Joshimath to Badrinath:
We stayed at Joshimath, the summer abode of the Badrinath for the night. We started for Badrinath early next morning. This time, as we gained height, we saw what appeared to us to be some frozen streams.
At one place, one of our cars had a flat tire. Fortunately, no one was hurt. We waited for some time for the repair and I clicked some more.
Finally, we reached Badrinath at around 9 AM. We then went to the temple for a darshan. People did a bit of puja. I went to the Tapt Kund (a sulphur hot spring ) and felt the warmth of it.
The temple of Badrinath is situated between the Nar and Narayan mountains. The folk lore says that while Narayan was doing penance here, Lakshmi, the wife , also the goddess of wealth protected him by becoming a Badri (Jamun /Ber / A type of Berry , commonly called Badri ) tree. Umm..there are a few questions in my mind regarding this, but I dare not ask those in the open forum due to the fear of getting bashed on my face…. 😛
The temple looks grand being situated in between the mountains, shimmering in the rays of the sun. We had to wait for a long time for the darshan. While on the line, I noticed some flowers on the sidewalk. It was late May, just summer and the flowers were in full bloom, which made the surrounding walk look beautiful.
Also, noticed devotees sitting on the sidewalk due to the long wait in queue.
I even met a Little Lord Shiva, how cute! 🙂
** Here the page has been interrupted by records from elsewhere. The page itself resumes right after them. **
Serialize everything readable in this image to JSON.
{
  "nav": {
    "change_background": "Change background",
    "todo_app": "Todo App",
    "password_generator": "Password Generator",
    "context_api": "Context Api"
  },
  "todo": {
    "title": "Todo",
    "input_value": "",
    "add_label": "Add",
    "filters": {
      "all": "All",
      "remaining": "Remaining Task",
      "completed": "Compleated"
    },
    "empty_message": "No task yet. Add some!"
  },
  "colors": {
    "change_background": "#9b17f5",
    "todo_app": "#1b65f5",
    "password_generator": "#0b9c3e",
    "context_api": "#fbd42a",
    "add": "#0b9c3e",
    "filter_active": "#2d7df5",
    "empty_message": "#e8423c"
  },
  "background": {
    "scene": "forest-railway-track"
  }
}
Finally, we were able to go inside the temple and after a short time, were shoved out as with any other Hindu temple.. 😀
Wohoo! Badrinath done! Having secured our ticket to heaven, we were free for the day!
Mana villege is the last villege on the Indo-China border on this side. This is very close the Badrinath. This scenic village has some places like Ganesh Gompha, Saraswati Gompha, Vim pool etc. The places in this region are associated with the Mahabharata, especially with the story post the great war.
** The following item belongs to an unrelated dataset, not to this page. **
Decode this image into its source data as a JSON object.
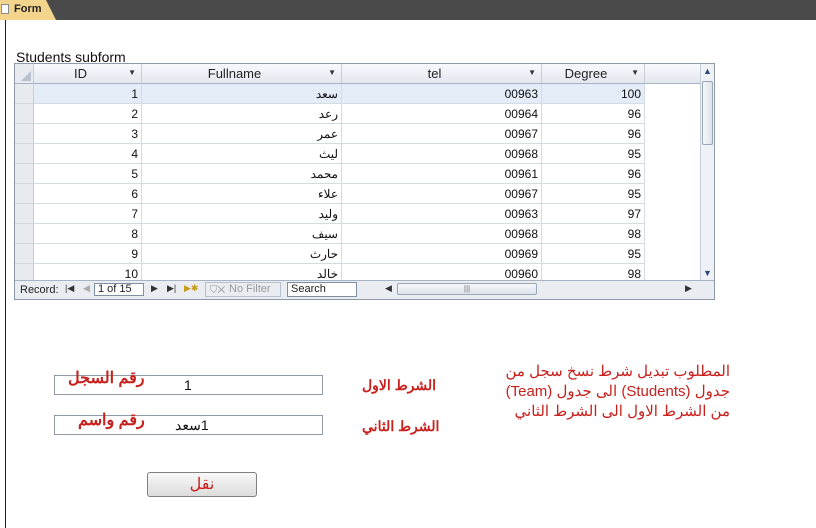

Legend has it , that the Pandavas (consult Mahabharata, the epic), once they decided to renounce family life, went through these places and one by one started their eternal journeys. It is said that Draupadi, the wife of the Pandavas, died here at Mana.
This is also starting point for some treks including the Satopanth lake and Swargarohini glacier and a short one to Vasudhara falls. The legend also has it that the water of the Vasudhara does not fall on the sinner. I would like to see how the water retracts while I stand under it! 😀
We went there during late afternoon. The weather was clear, there was a chilly wind, which made us feel less tired. Visibility was not that bad. I could see the Vasudhara from far.
I wish to go on one these treks someday. Imagine staying here with the mountains by your side… 🙂
Not too far from this place, there is also a high altitude pass, called Mana Pass. Contrary to the popular belief of Khardong La in Ladakh, India, being the highest motorable road in the world, the Mana Pass is the
highest vehicle accessible road in the world Correction! it is NOT the highest motorable road and there are several other higher passes in the word including in the surrounding regions. Thanks @gobnomadic for the info 🙂 . However, Mana pass, often called Dungri La, stands at a higher altitude then the Khardong La in Ladakh, India. The road, however is used by military. Getting permission is necessary to go further from this area due to this being a sensitive border zone.
After loitering through the narrow alleyways of this area for some time, we came back to the place of stay at Badrinath. But while entering, we could see something, a high altitude peak shrouded in clouds in the evening sun.
The night came with beautifully clear sky with umpteen numbers of shiney, bright stars. I missed my Tripod very much, I would have tried something even without it, but there was no open space with less light pollution except for the terrace of the Dharmshala. And even that was closed. 😦 But I was present outside my place before the dawn broke. I wanted to see the Neelkanth , the one that is legendary and beautiful.
I was rewarded. There was some clouds at first, but the clouds parted just in time for the Peak to catch golden light . It was a spectacle to behold. And I watched it standing there, memorised.